I wouldn't want to break a mirror.
And the knocking on wood. That's something special -
I always do it.
For the opportunity to get consistent experience of the kind the show offers.
And for all the working experience of the last couple of years.
The hardest thing for an actor to come by is training.
Unlike a painter, he can't just decide to create on the spur of the
moment and then do it - he must have other people to act
with him. And I've been lucky to have constant and worthwhile
For a great many personal associations - the people behind
the scenes who work on the show, and the other performers.
For a kind of public acceptance that I never expected.
About all kinds of routine chores. Picking up the laundry,
watering the back yard, getting the car lubricated, I manage to get
these things done, but it hurts.
Occasionally I'm lazy about working on a script, and I regret it later.
Sometimes, about keeping up certain personal relationships.
I don't tend the social field too well.
Well, generally. On either side but never on back or stomach.
Preferably eight hours, but I seldom get more than seven
or six and a half. Ideally, I would like to go to bed late and
get up late. But my work does not allow that kind of luxury.
Most of all, waisting an enormous amount of time -
mainly by floating through both grammar and high school.
I didn't learn a thing in all those years.
Not having chosen a direction earlier.
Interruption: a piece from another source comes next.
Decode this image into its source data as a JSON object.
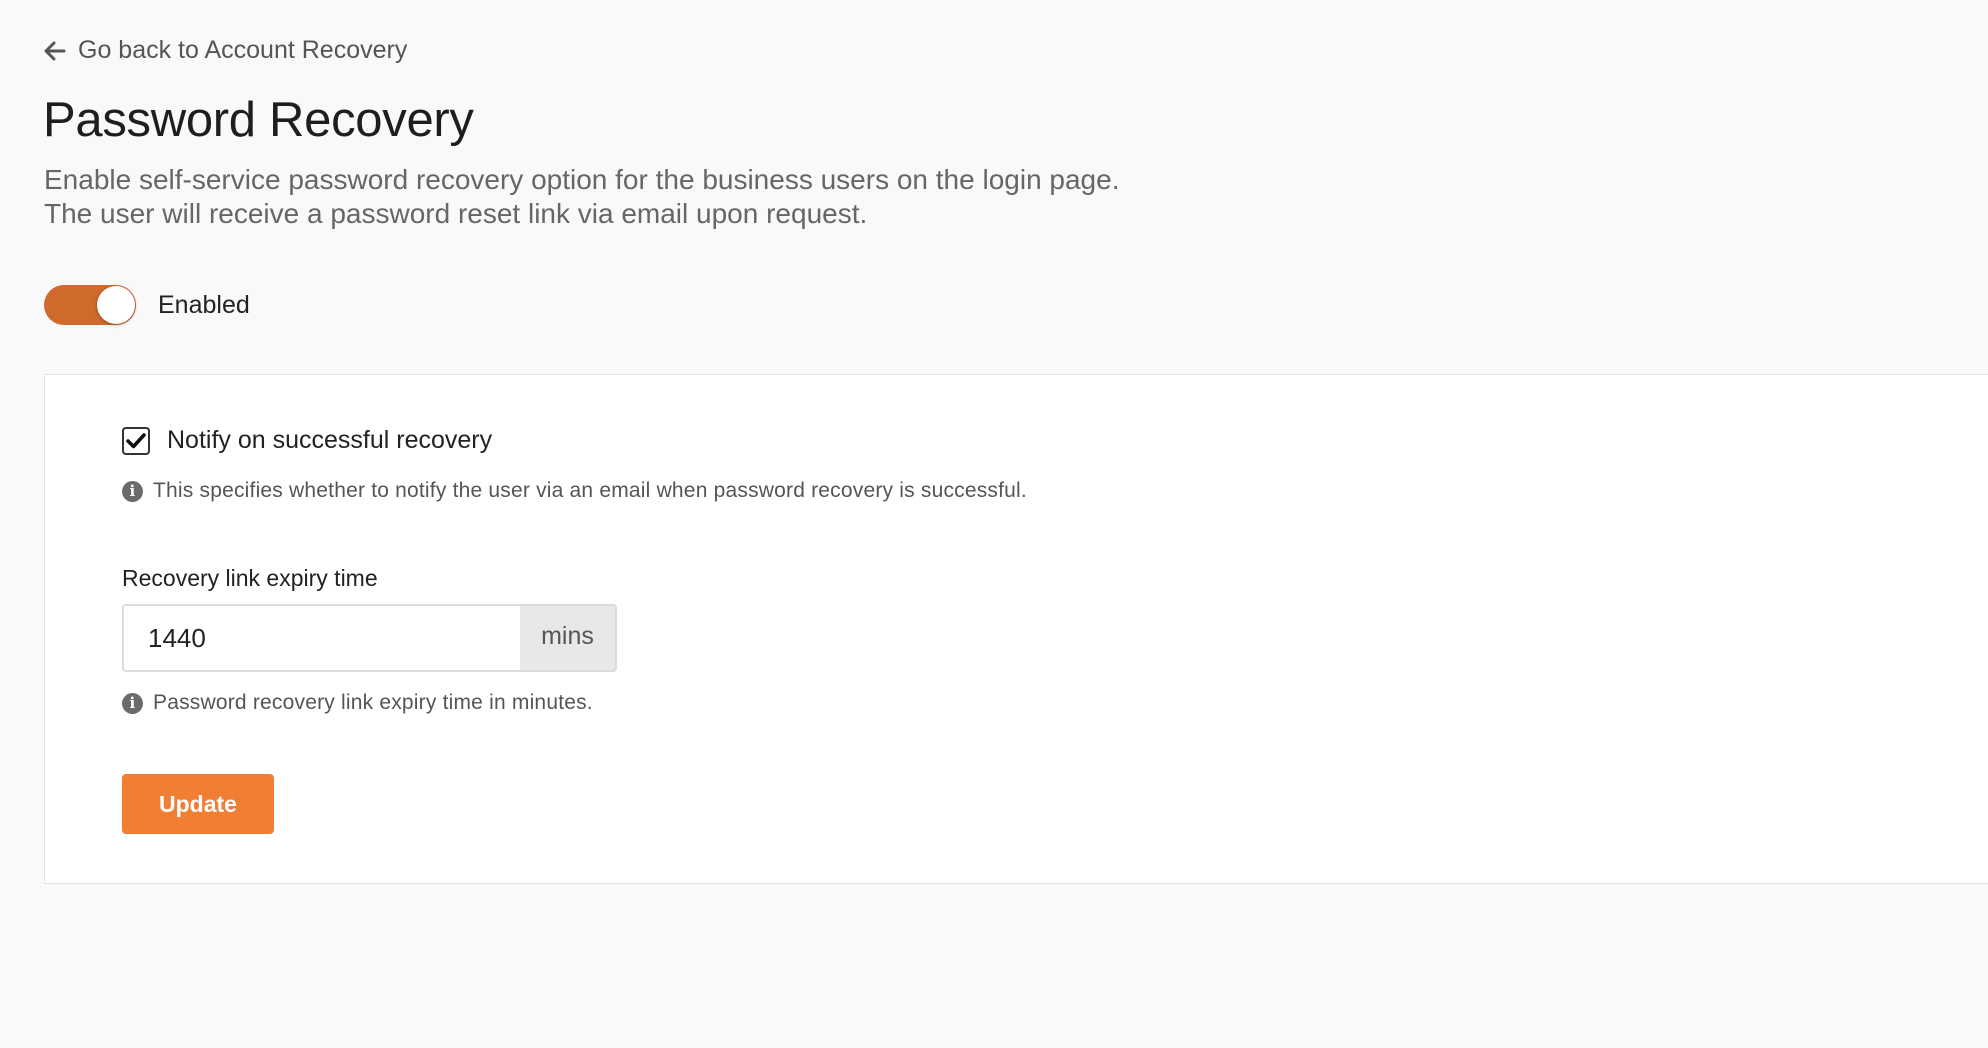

That wasted time, too.
Most of the phone calls I haven't returned, and those people
I've kept waiting.
I should regret having beaten up a kid on the block years ago,
but I don't.
Having handled some personal and business affairs rather badly.
But then one has to learn somehow. I suppose.
Very much, not having started dancing and singing lessons earlier.
It would make things a lot easier now.
Not having a distinctive face. But you have to make do with
what you've been given.
In the last couple of years, in most every area I can think of.
First and most favorably, in the area of my craft - the acting,
singing and dancing, all its aspects. Which isn't much, because
I didn't start with much.
In business, I've learned how to relate with people, to deal
with them in a business way, to see eye to eye on problems.
In particular, it took me a while to learn to work in this way
with older people.